After a picnic lunch and use of the local facilities, we drove roughly in the direction of home, deviating to visit a wine museum run by the Brotte company, deep in the heart of the Châteauneuf-du-Pape wine region. Through an audio guide and interactive series of displays, we learned about the region, wine characteristics and varieties. This region makes some of the much loved wines made famous by historical romantics, and has a strictly controlled AOC to ensure stability and consistency of vintage.
We learned about the (terrible, mostly) soils, and the techniques for growing hardy vines with deep roots and small yields that make possible the classic, complex, flavour profiles that typify Châteauneuf-du-Pape. The wine-making traditions in this region are centuries old and we got to taste some very expensive vintages. Unfortunately the sweetest of their wines was still too dry for Jo, although she did try a dessert wine. We bought a modest vintage as a working bottle for the next couple of nights for me (because life is too short not to drink wine, right?).
The next day, rested and refreshed (what a difference a good bed, great meal at a local Lyonnaise-style restaurant, and lush shower can make), we headed off again in our VDub towards Aix en Provence, or rather a large parking station in the outskirts of the city. Aix, like lots of provincial centres, has little parking or vehicular access in the town centres. Aix runs shuttle bus services from parking stations, so we donned our backpacks, purchased return tickets and bussed into town.
Jo was strategic. Aix is usually rich as a shopping and food location, but Saturday is market day with many of the squares packed out with themed stalls selling local produce. We walked through the packed streets, visiting the flower markets, fruit and veggie, clothing, craft and ready to eat markets.
One of our plans was to purchase a rotisserie chook with potatoes cooked in the dripping (a provincial specialty) and we did for a reasonably good price. Triple bagged for the continued marketeering and journey home.
Aix en Provence is also known for its fountains, one of our walk navigators was to visit as many of them as we could. Some grand, some obscure or missing, some important sources of fresh water, others merely decorative. One of many things we have noticed about Provence as a region is the abundance of water – maybe it is this time of the year? Streams and channels beside roads run full and most towns have fountains of potable (drinkable) water.
We shopped, lunched, wandered and really enjoyed our time in Aix, then bussed back to the parking station, argued with the ticket pay machine, gained exit and were on our way to home base again.
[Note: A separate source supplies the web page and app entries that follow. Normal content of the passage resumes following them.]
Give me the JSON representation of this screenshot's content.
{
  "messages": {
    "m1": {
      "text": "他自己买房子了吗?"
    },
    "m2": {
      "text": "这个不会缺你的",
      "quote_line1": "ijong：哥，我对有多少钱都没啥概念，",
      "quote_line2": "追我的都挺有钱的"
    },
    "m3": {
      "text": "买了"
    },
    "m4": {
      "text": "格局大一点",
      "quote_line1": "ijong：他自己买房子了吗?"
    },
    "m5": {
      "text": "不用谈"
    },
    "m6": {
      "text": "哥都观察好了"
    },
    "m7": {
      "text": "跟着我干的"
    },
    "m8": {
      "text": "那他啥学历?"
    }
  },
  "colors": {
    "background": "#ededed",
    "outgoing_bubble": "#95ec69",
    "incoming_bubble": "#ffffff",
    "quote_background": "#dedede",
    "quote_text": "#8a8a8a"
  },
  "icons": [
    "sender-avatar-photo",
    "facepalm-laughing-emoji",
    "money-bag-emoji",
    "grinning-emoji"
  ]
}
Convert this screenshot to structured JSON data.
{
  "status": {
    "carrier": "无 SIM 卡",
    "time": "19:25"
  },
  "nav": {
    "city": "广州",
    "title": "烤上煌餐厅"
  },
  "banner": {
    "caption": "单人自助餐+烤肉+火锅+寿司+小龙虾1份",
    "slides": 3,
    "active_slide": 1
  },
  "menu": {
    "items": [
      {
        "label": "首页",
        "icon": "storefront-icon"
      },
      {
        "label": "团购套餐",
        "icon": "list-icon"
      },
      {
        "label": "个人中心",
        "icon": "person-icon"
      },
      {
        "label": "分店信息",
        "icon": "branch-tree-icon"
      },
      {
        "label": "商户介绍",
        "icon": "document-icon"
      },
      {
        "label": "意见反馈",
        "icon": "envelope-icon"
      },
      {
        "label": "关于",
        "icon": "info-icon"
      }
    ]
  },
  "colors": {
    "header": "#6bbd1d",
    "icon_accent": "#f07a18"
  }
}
Warmed up rotisserie chook and potatoes for dinner (with a lovely glass of wine), leftover chook for sandwiches the next day, a master stroke in planning. Our feet and legs glad to stop walking, our fitbits holding off calling an ambulance but congratulating us on achieving our weekly fitness goals again in a couple of days.